Second, Obama’s Nuclear Posture Review, which seeks to limit the circumstances in which the US might use nuclear weapons, embodies hesitancy with respect to deterrence. Some of the allies who once could rely on the US to protect them from attack through “extended deterrence” may now doubt whether the US nuclear umbrella still covers them. If, under Obama’s new policy, an ally is attacked by biological weapons, the US is going to have to do a study to first see if whoever attacked is observing the NPT or not, since we will not now hit back with nukes if the attackers belong to the NPT and are not in violation of it.

The idea is that if the US just continually takes steps in good faith to clarify and reduce the circumstances in which we would use nuclear weapons to protect our allies, then the world may progress toward being nuclear-free. However, it seems logical that the incentives would work just the opposite way. US allies could well come to the conclusion that “these Americans are not protecting us the way they did in the cold war, so we better go ahead and get our own nukes.”

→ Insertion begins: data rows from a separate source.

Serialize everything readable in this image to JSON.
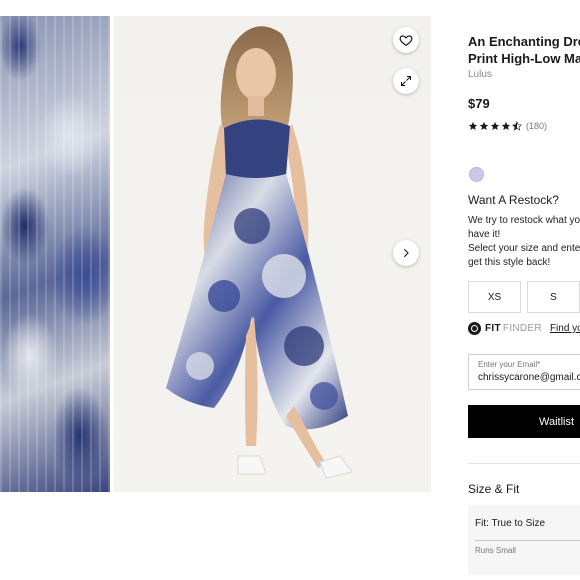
{
  "product": {
    "title_line1": "An Enchanting Dre",
    "title_line2": "Print High-Low Max",
    "brand": "Lulus",
    "price": "$79",
    "rating_stars": 4.5,
    "review_count": "(180)"
  },
  "colors": {
    "swatch": "#c9c9ea",
    "button_bg": "#000000"
  },
  "restock": {
    "title": "Want A Restock?",
    "line1": "We try to restock what yo",
    "line2": "have it!",
    "line3": "Select your size and ente",
    "line4": "get this style back!"
  },
  "sizes": [
    "XS",
    "S"
  ],
  "fit_finder": {
    "brand_bold": "FIT",
    "brand_light": "FINDER",
    "link": "Find your"
  },
  "email": {
    "label": "Enter your Email*",
    "value": "chrissycarone@gmail.c"
  },
  "waitlist_label": "Waitlist",
  "size_fit": {
    "title": "Size & Fit",
    "fit_label": "Fit: True to Size",
    "fit_sub": "Runs Small"
  },
  "icons": {
    "favorite": "heart-icon",
    "expand": "expand-icon",
    "next": "chevron-right-icon"
  }
}
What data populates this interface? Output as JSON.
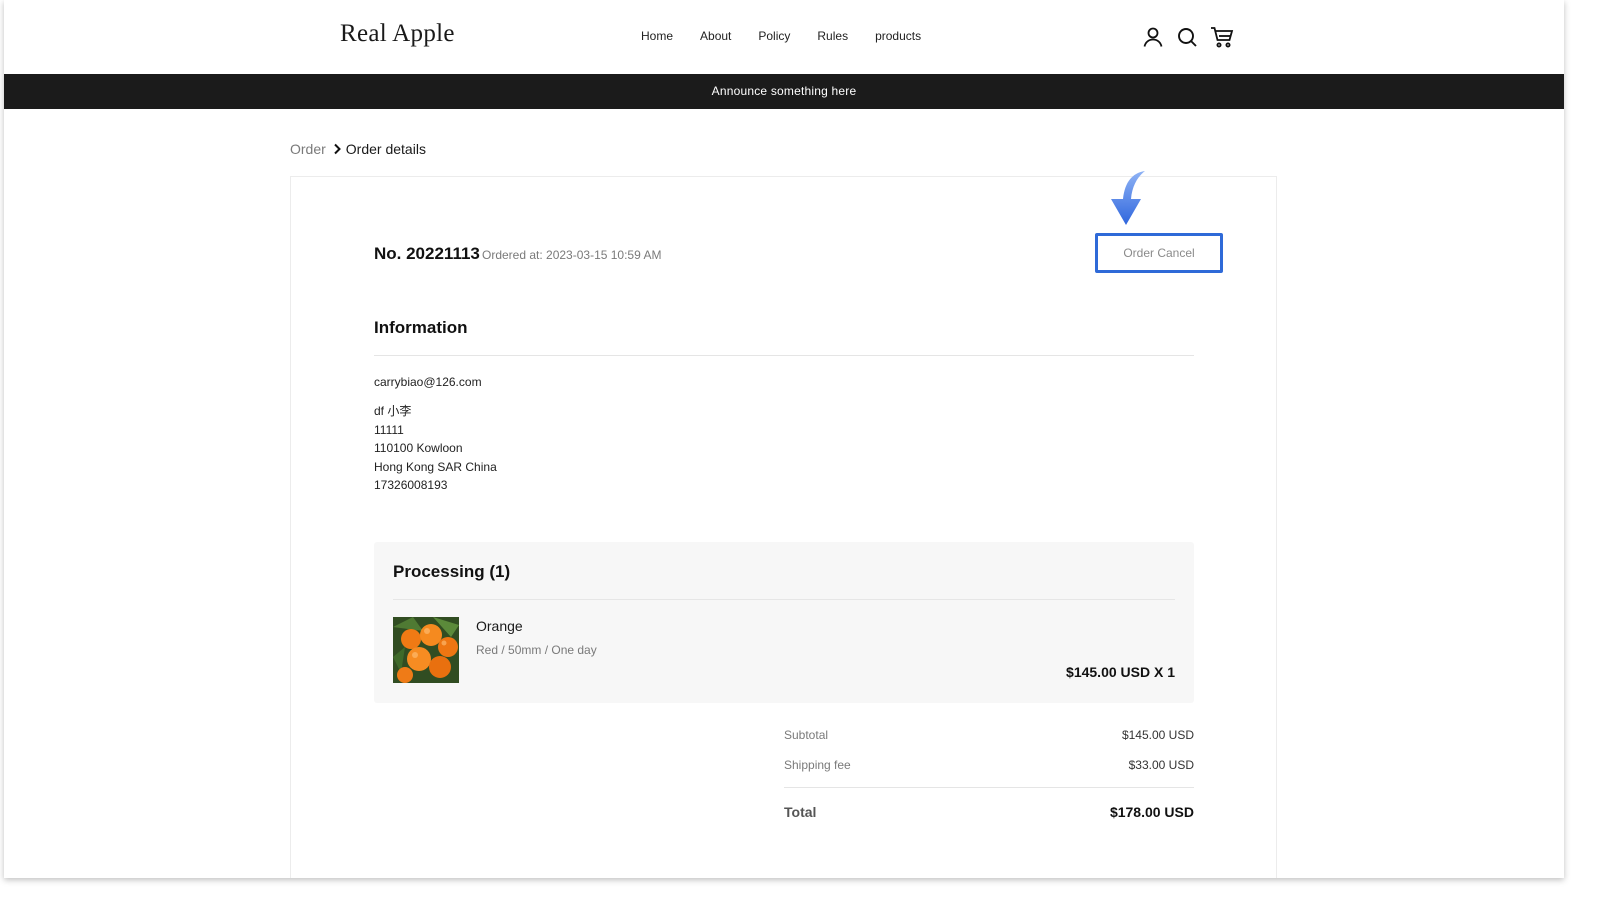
{
  "header": {
    "logo": "Real Apple",
    "nav": [
      "Home",
      "About",
      "Policy",
      "Rules",
      "products"
    ]
  },
  "announcement": "Announce something here",
  "breadcrumb": {
    "parent": "Order",
    "current": "Order details"
  },
  "order": {
    "number": "No. 20221113",
    "ordered_at": "Ordered at: 2023-03-15 10:59 AM",
    "cancel_label": "Order Cancel"
  },
  "information": {
    "title": "Information",
    "email": "carrybiao@126.com",
    "lines": [
      "df 小李",
      "11111",
      "110100 Kowloon",
      "Hong Kong SAR China",
      "17326008193"
    ]
  },
  "processing": {
    "title": "Processing (1)",
    "item": {
      "name": "Orange",
      "variant": "Red / 50mm / One day",
      "price": "$145.00 USD X 1"
    }
  },
  "totals": {
    "subtotal_label": "Subtotal",
    "subtotal_value": "$145.00 USD",
    "shipping_label": "Shipping fee",
    "shipping_value": "$33.00 USD",
    "total_label": "Total",
    "total_value": "$178.00 USD"
  },
  "colors": {
    "accent": "#2f6ad8",
    "announce_bg": "#1b1b1b",
    "arrow": "#4a7fe6"
  },
  "icons": [
    "user-icon",
    "search-icon",
    "cart-icon",
    "chevron-right-icon",
    "down-arrow-icon"
  ]
}
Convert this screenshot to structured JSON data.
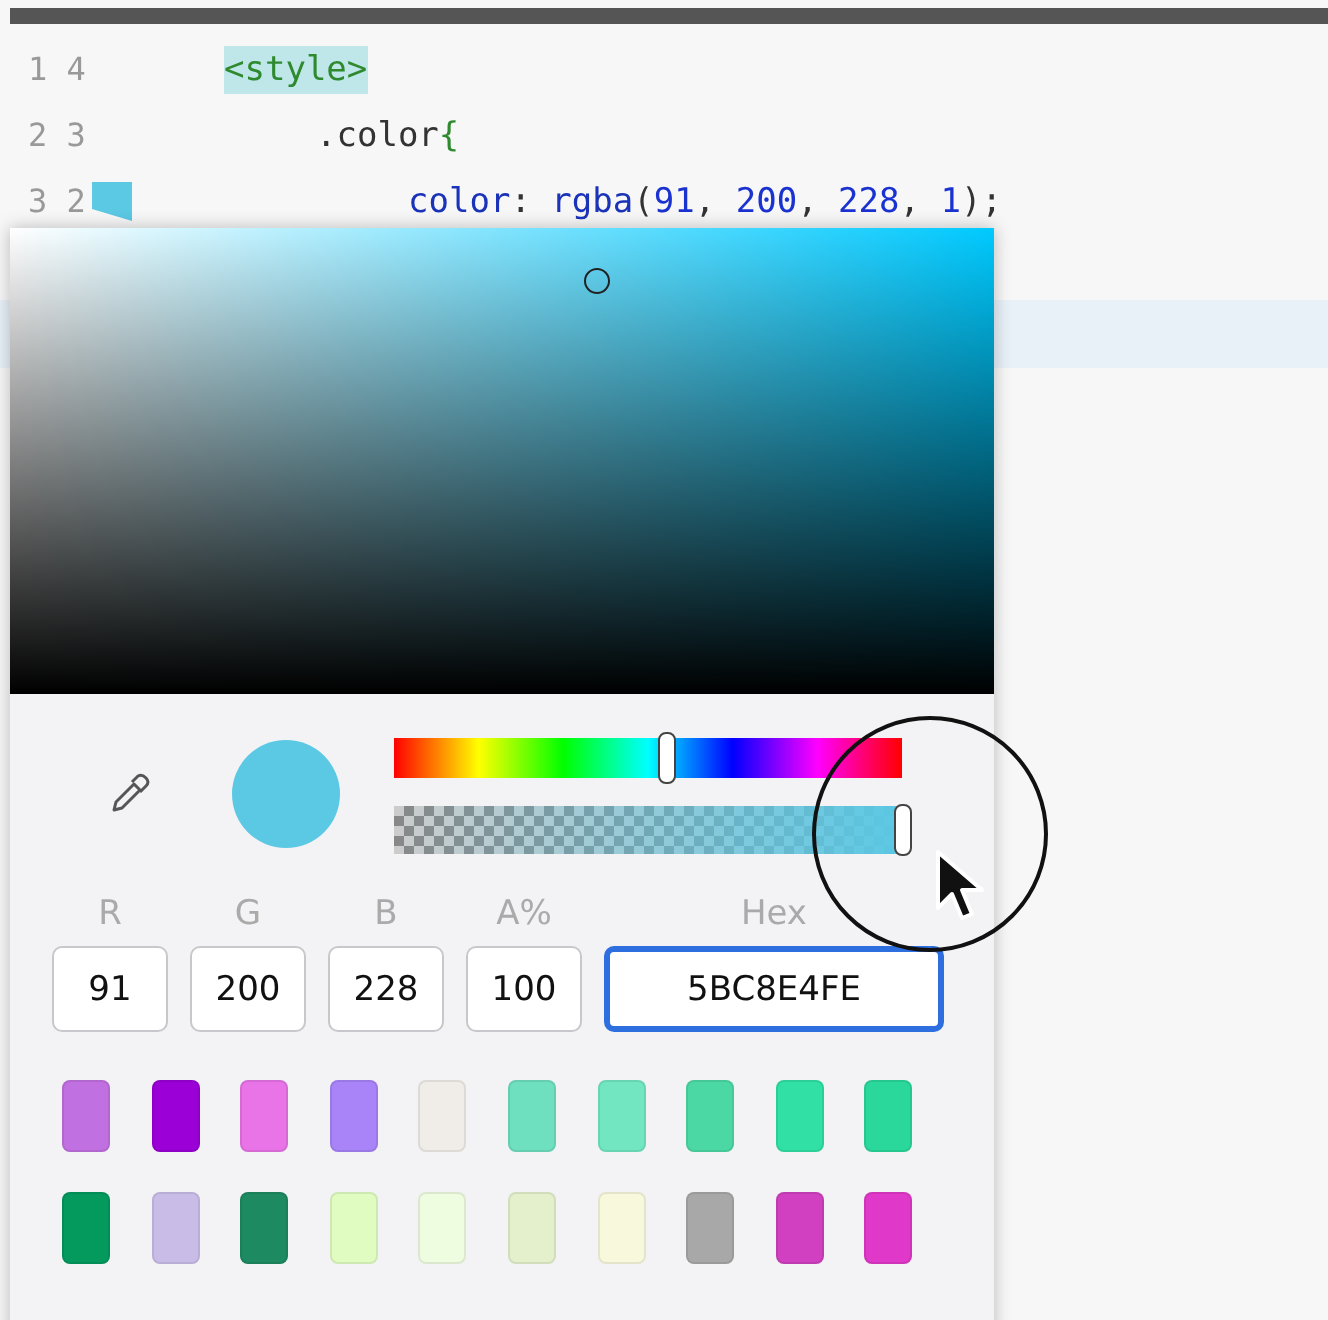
{
  "editor": {
    "lines": [
      {
        "number": "1 4",
        "highlighted": true,
        "tokens": [
          {
            "kind": "tag",
            "text": "<style>"
          }
        ]
      },
      {
        "number": "2 3",
        "highlighted": false,
        "tokens": [
          {
            "kind": "plain",
            "text": ".color"
          },
          {
            "kind": "brace",
            "text": "{"
          }
        ]
      },
      {
        "number": "3 2",
        "highlighted": false,
        "gutter_swatch": true,
        "tokens": [
          {
            "kind": "property",
            "text": "color"
          },
          {
            "kind": "plain",
            "text": ": "
          },
          {
            "kind": "property",
            "text": "rgba"
          },
          {
            "kind": "plain",
            "text": "("
          },
          {
            "kind": "number",
            "text": "91"
          },
          {
            "kind": "plain",
            "text": ", "
          },
          {
            "kind": "number",
            "text": "200"
          },
          {
            "kind": "plain",
            "text": ", "
          },
          {
            "kind": "number",
            "text": "228"
          },
          {
            "kind": "plain",
            "text": ", "
          },
          {
            "kind": "number",
            "text": "1"
          },
          {
            "kind": "plain",
            "text": ");"
          }
        ]
      }
    ]
  },
  "color_picker": {
    "hue": {
      "level": 0.535
    },
    "alpha": {
      "level": 1
    },
    "fields": [
      {
        "label": "R",
        "value": "91",
        "focused": false
      },
      {
        "label": "G",
        "value": "200",
        "focused": false
      },
      {
        "label": "B",
        "value": "228",
        "focused": false
      },
      {
        "label": "A%",
        "value": "100",
        "focused": false
      },
      {
        "label": "Hex",
        "value": "5BC8E4FE",
        "focused": true
      }
    ],
    "swatches": [
      {
        "color": "#c070e0"
      },
      {
        "color": "#9b00d6"
      },
      {
        "color": "#e874e8"
      },
      {
        "color": "#a884f8"
      },
      {
        "color": "#f0ede9"
      },
      {
        "color": "#6ee0c0"
      },
      {
        "color": "#72e6c0"
      },
      {
        "color": "#4cd8a4"
      },
      {
        "color": "#30e0a4"
      },
      {
        "color": "#2ad89c"
      },
      {
        "color": "#049a5e"
      },
      {
        "color": "#c9bde8"
      },
      {
        "color": "#1e8a62"
      },
      {
        "color": "#e0fcc0"
      },
      {
        "color": "#eefce0"
      },
      {
        "color": "#e4f0cc"
      },
      {
        "color": "#f8f8dc"
      },
      {
        "color": "#a8a8a8"
      },
      {
        "color": "#d040c0"
      },
      {
        "color": "#e038c8"
      }
    ]
  }
}
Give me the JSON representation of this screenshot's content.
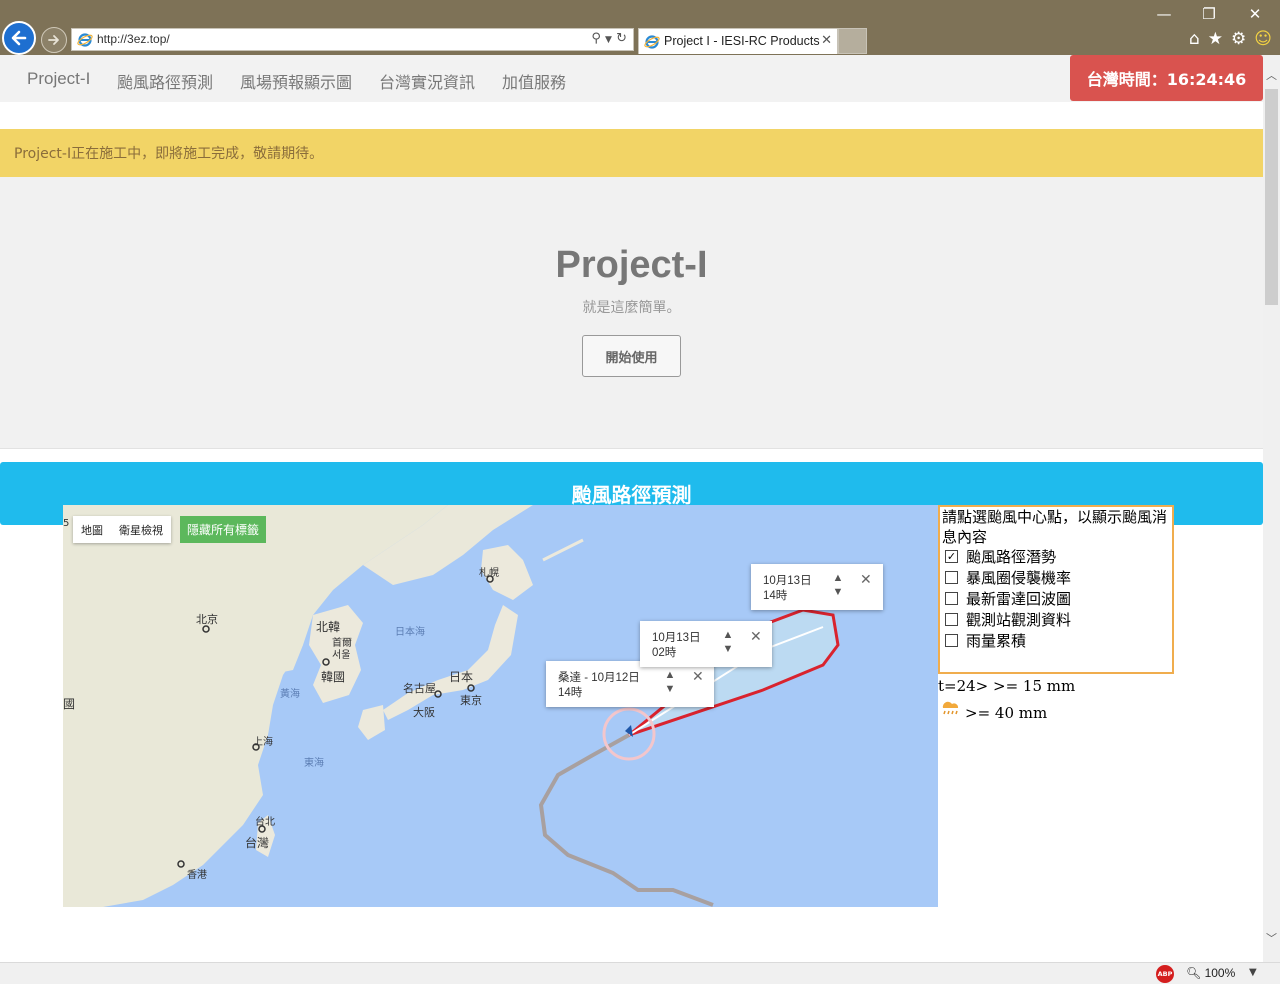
{
  "browser": {
    "url": "http://3ez.top/",
    "tab_title": "Project I - IESI-RC Products",
    "tab_close": "✕",
    "minimize": "—",
    "restore": "❐",
    "close": "✕",
    "zoom_level": "100%",
    "adblock_label": "ABP"
  },
  "navbar": {
    "brand": "Project-I",
    "items": [
      {
        "label": "颱風路徑預測"
      },
      {
        "label": "風場預報顯示圖"
      },
      {
        "label": "台灣實況資訊"
      },
      {
        "label": "加值服務"
      }
    ],
    "clock": "台灣時間：16:24:46"
  },
  "alert": "Project-I正在施工中，即將施工完成，敬請期待。",
  "jumbotron": {
    "title": "Project-I",
    "subtitle": "就是這麼簡單。",
    "button": "開始使用"
  },
  "section_title": "颱風路徑預測",
  "map": {
    "type_map": "地圖",
    "type_satellite": "衛星檢視",
    "hide_labels": "隱藏所有標籤",
    "track_color": "#d9232e",
    "past_track_color": "#a8a0a0",
    "popups": [
      {
        "line1": "桑達 - 10月12日",
        "line2": "14時"
      },
      {
        "line1": "10月13日",
        "line2": "02時"
      },
      {
        "line1": "10月13日",
        "line2": "14時"
      }
    ],
    "places": {
      "beijing": "北京",
      "n_korea": "北韓",
      "pyongyang": "首爾",
      "seoul": "서울",
      "s_korea": "韓國",
      "japan": "日本",
      "nagoya": "名古屋",
      "tokyo": "東京",
      "osaka": "大阪",
      "sapporo": "札幌",
      "shanghai": "上海",
      "taipei": "台北",
      "taiwan": "台灣",
      "hongkong": "香港",
      "country_edge": "國",
      "edge_char": "5"
    },
    "seas": {
      "japan_sea": "日本海",
      "yellow_sea": "黃海",
      "east_sea": "東海"
    }
  },
  "panel": {
    "instruction": "請點選颱風中心點，以顯示颱風消息內容",
    "options": [
      {
        "label": "颱風路徑潛勢",
        "checked": true
      },
      {
        "label": "暴風圈侵襲機率",
        "checked": false
      },
      {
        "label": "最新雷達回波圖",
        "checked": false
      },
      {
        "label": "觀測站觀測資料",
        "checked": false
      },
      {
        "label": "雨量累積",
        "checked": false
      }
    ],
    "legend1": "t=24> >= 15 mm",
    "legend2": ">= 40 mm"
  }
}
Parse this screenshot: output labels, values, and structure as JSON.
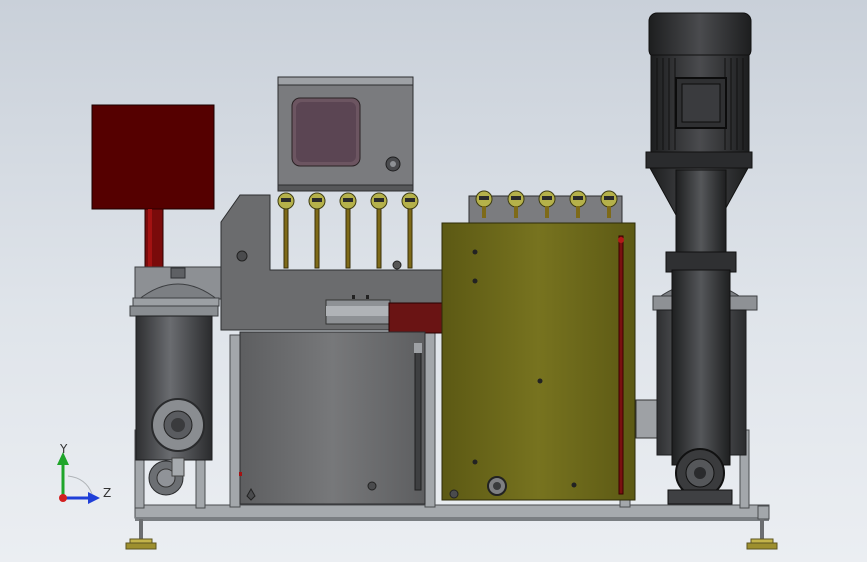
{
  "viewport": {
    "background_top": "#c9d0d9",
    "background_bottom": "#ebeef2"
  },
  "triad": {
    "y_label": "Y",
    "z_label": "Z",
    "y_color": "#1fa52a",
    "z_color": "#1f3fd8",
    "x_color": "#d21f1f"
  },
  "model": {
    "frame_color": "#9a9ea2",
    "tank_color": "#3c3d40",
    "cabinet_color": "#6a6b6d",
    "olive_panel_color": "#6e6a1c",
    "red_box_color": "#550000",
    "accent_red": "#a31212",
    "gauge_count_left": 5,
    "gauge_count_right": 5,
    "motor_color": "#2b2c2e",
    "foot_color": "#c3b44a"
  }
}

Right after the North Korean nuclear test, an anonymous Japanese official was asked if that test meant Japan would move to nuclear weapons. They do, after all, have tons of plutonium available from their nuclear energy program. “No,” he said, “we have the mutual security treaty with the United States and we trust the Americans ... but, if we decided to have a nuclear weapon it would take less than 200 days to produce it.”

As a result of the Obama administration’s new nuclear posture, some friends and allies who once felt protected under America’s nuclear umbrella are now going to start planning alternative options “just in case.”